### Material provided
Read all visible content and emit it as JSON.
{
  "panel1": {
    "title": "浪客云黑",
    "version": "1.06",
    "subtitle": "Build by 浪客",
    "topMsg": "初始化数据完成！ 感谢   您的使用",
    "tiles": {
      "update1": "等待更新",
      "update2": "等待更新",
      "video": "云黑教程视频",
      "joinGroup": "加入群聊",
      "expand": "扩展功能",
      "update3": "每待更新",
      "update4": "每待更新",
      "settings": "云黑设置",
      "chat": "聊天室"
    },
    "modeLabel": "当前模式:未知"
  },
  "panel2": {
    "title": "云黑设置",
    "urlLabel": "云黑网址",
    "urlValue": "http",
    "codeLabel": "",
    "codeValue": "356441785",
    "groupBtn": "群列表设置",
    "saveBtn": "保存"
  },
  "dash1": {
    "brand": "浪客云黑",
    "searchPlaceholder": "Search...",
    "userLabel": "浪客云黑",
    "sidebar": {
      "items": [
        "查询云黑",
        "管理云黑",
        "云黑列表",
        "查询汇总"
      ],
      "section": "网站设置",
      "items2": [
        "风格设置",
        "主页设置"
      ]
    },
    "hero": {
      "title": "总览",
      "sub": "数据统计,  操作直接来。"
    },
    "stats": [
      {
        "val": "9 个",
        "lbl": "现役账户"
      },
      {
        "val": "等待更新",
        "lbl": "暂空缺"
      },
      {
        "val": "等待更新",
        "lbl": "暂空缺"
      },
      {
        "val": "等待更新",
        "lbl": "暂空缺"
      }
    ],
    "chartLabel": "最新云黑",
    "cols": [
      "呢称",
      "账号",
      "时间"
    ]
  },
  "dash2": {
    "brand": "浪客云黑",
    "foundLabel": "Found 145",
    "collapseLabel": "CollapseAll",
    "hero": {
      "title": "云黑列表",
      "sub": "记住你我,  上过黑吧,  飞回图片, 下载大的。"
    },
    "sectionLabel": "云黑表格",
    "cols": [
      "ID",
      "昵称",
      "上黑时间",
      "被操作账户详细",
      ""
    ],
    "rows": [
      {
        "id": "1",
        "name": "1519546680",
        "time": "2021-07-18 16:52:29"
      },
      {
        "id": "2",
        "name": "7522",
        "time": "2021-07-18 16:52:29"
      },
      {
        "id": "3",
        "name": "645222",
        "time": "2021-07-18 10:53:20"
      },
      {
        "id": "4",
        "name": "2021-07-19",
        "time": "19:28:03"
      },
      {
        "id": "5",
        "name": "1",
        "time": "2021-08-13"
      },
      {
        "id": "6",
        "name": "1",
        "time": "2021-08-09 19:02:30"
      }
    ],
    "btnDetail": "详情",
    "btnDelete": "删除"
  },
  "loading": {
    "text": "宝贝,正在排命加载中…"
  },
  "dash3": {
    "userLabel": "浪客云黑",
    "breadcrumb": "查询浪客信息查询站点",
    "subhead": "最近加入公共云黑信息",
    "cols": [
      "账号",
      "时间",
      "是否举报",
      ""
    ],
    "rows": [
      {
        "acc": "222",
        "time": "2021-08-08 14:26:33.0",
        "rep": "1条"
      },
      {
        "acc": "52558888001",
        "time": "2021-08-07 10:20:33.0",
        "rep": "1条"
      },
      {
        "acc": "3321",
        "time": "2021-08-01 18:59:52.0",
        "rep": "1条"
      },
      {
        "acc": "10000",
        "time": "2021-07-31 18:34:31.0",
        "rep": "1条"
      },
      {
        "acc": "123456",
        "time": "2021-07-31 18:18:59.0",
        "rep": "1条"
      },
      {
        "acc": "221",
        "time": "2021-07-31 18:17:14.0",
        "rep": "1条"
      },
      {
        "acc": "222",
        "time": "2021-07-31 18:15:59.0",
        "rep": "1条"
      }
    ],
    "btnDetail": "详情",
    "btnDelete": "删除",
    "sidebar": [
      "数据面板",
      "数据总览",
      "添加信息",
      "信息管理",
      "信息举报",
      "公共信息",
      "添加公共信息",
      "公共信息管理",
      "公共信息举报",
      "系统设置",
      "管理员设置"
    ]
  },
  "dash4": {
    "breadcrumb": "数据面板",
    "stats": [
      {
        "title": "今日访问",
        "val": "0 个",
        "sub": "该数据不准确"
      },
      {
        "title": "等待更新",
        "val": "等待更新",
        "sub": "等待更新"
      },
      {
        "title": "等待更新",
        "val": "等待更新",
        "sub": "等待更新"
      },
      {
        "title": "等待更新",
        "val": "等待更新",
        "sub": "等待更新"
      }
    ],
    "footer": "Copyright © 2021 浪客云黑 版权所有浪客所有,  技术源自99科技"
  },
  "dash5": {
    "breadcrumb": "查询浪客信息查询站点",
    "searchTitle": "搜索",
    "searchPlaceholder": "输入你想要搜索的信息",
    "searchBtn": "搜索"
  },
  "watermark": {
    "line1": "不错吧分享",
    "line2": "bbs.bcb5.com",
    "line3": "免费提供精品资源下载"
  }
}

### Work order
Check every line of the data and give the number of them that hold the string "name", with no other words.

### Exercise solution
6